In addition, Bachelier introduced an interesting theory of ``inverse probability" and of ``probability of causes", that is of statistical estimation, which he pursued in a treatise on the calculus of probabilities published in 1912, which is as clear as it is remarquable. Bachelier was subjected to much derision. In a confidential note to the Rector at Besançon dated 26 May 1921, the Director of Higher Education, providing a confidential evaluation, wrote ``His situation is certainly precarious. But he owes it to me, despite the contrary advice of most of the mathematicians. He is not a high flier, and his work is rather peculiar. But he has served well during the war, and we had not been sufficiently fair to him. In effect, he has been placed on trial in your Faculty".
The only scholar who truly recognized the depth of Bachelier's work was Kolmogorov, in his great paper which is at the basis of modern stochastic processes theory ``Uber die analytischen Methoden in der Wahrscheinlichkeitsrechnung" of 1931. But after 1930, only Kolmogorov was read, and only those parts of Bachelier's work reproduced in the Soviet author's treatises became known. As for the stock market speculators, they did not need Bachelier's results, which were considered too theoretical to be operationally useful. It was only in the years 1960-1970 that the merit of this French mathematician was recognized by probabilists, and later by financiers, as the new rules for trading options became current. In the 1990's Bachelier Seminars have been created, as has also an international Bachelier Society focussed on the mathematics of finance.

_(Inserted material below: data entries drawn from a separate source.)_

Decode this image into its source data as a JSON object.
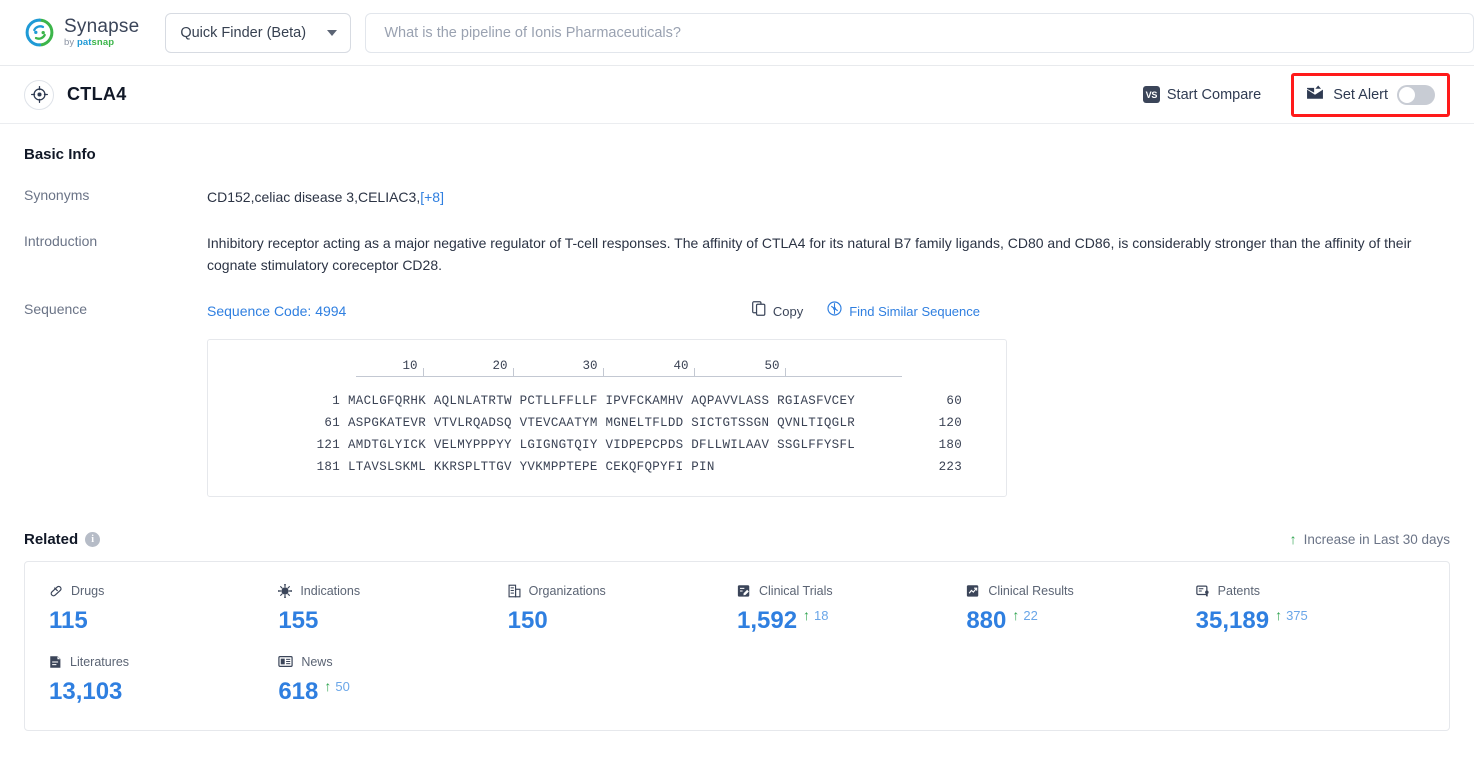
{
  "brand": {
    "name": "Synapse",
    "by": "by ",
    "pat": "pat",
    "snap": "snap"
  },
  "topbar": {
    "finder_label": "Quick Finder (Beta)",
    "search_placeholder": "What is the pipeline of Ionis Pharmaceuticals?",
    "search_value": ""
  },
  "entity": {
    "title": "CTLA4",
    "compare_label": "Start Compare",
    "compare_badge": "VS",
    "alert_label": "Set Alert",
    "alert_on": false
  },
  "basic_info": {
    "heading": "Basic Info",
    "synonyms_label": "Synonyms",
    "synonyms_value": "CD152,celiac disease 3,CELIAC3,",
    "synonyms_more": "[+8]",
    "introduction_label": "Introduction",
    "introduction_value": "Inhibitory receptor acting as a major negative regulator of T-cell responses. The affinity of CTLA4 for its natural B7 family ligands, CD80 and CD86, is considerably stronger than the affinity of their cognate stimulatory coreceptor CD28.",
    "sequence_label": "Sequence",
    "sequence_code": "Sequence Code: 4994",
    "copy_label": "Copy",
    "find_similar_label": "Find Similar Sequence"
  },
  "sequence": {
    "ruler": [
      "10",
      "20",
      "30",
      "40",
      "50"
    ],
    "lines": [
      {
        "start": "1",
        "chunks": "MACLGFQRHK AQLNLATRTW PCTLLFFLLF IPVFCKAMHV AQPAVVLASS RGIASFVCEY",
        "end": "60"
      },
      {
        "start": "61",
        "chunks": "ASPGKATEVR VTVLRQADSQ VTEVCAATYM MGNELTFLDD SICTGTSSGN QVNLTIQGLR",
        "end": "120"
      },
      {
        "start": "121",
        "chunks": "AMDTGLYICK VELMYPPPYY LGIGNGTQIY VIDPEPCPDS DFLLWILAAV SSGLFFYSFL",
        "end": "180"
      },
      {
        "start": "181",
        "chunks": "LTAVSLSKML KKRSPLTTGV YVKMPPTEPE CEKQFQPYFI PIN",
        "end": "223"
      }
    ]
  },
  "related": {
    "title": "Related",
    "info_glyph": "i",
    "legend_label": "Increase in Last 30 days",
    "legend_arrow": "↑",
    "metrics": [
      {
        "label": "Drugs",
        "icon": "pill-icon",
        "value": "115",
        "delta": ""
      },
      {
        "label": "Indications",
        "icon": "virus-icon",
        "value": "155",
        "delta": ""
      },
      {
        "label": "Organizations",
        "icon": "organization-icon",
        "value": "150",
        "delta": ""
      },
      {
        "label": "Clinical Trials",
        "icon": "clinical-trial-icon",
        "value": "1,592",
        "delta": "18"
      },
      {
        "label": "Clinical Results",
        "icon": "clinical-result-icon",
        "value": "880",
        "delta": "22"
      },
      {
        "label": "Patents",
        "icon": "patent-icon",
        "value": "35,189",
        "delta": "375"
      },
      {
        "label": "Literatures",
        "icon": "literature-icon",
        "value": "13,103",
        "delta": ""
      },
      {
        "label": "News",
        "icon": "news-icon",
        "value": "618",
        "delta": "50"
      }
    ]
  },
  "colors": {
    "accent_blue": "#2f7fe0",
    "green": "#2ea44f",
    "alert_red": "#ff1a1a",
    "dark_navy": "#3b4559"
  }
}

References
[1] | Bachelier, L. (1900). Théorie de la spéculation, Annales de l'Ecole Normale Supérieure, 17, 21-86. |
[2] | Bachelier, L. (1906). Théorie des probabilités continues, Journal de Mathématiques Pures et Appliquées,2, 259-327. |
[3] | Bachelier, L. (1912). Calcul des probabilités, Gauthier-Villars, Paris. |
[4] | Mandelbrot, B. (1987). Bachelier, Louis (1870-1946). New Palgrave Dictionary of Political Economy, Vol. I, 168-169. |
[5] | Langevin,P. (1908). Sur las théorie du mouvement brownien. Comptes Rendus de l'Académie des Sciences, 146, 530-533. |
[6] | Regnault, J. (1863). Calcul des chances et philosophie de la Bourse, Mallet-Bachelier, Paris. |
[7] | Zylberberg, A. (1990). L'Économie Mathématique en France (1870-1914), Economica, Paris, especially pp. 148-152. |
Reprinted with permission from
Christopher Charles Heyde and Eugene William Seneta (Editors),
Statisticians of the Centuries, Springer-Verlag Inc., New York, USA.
Bachelier, Louis. Encyclopedia of Mathematics. URL: http://www.encyclopediaofmath.org/index.php?title=Bachelier,_Louis&oldid=39171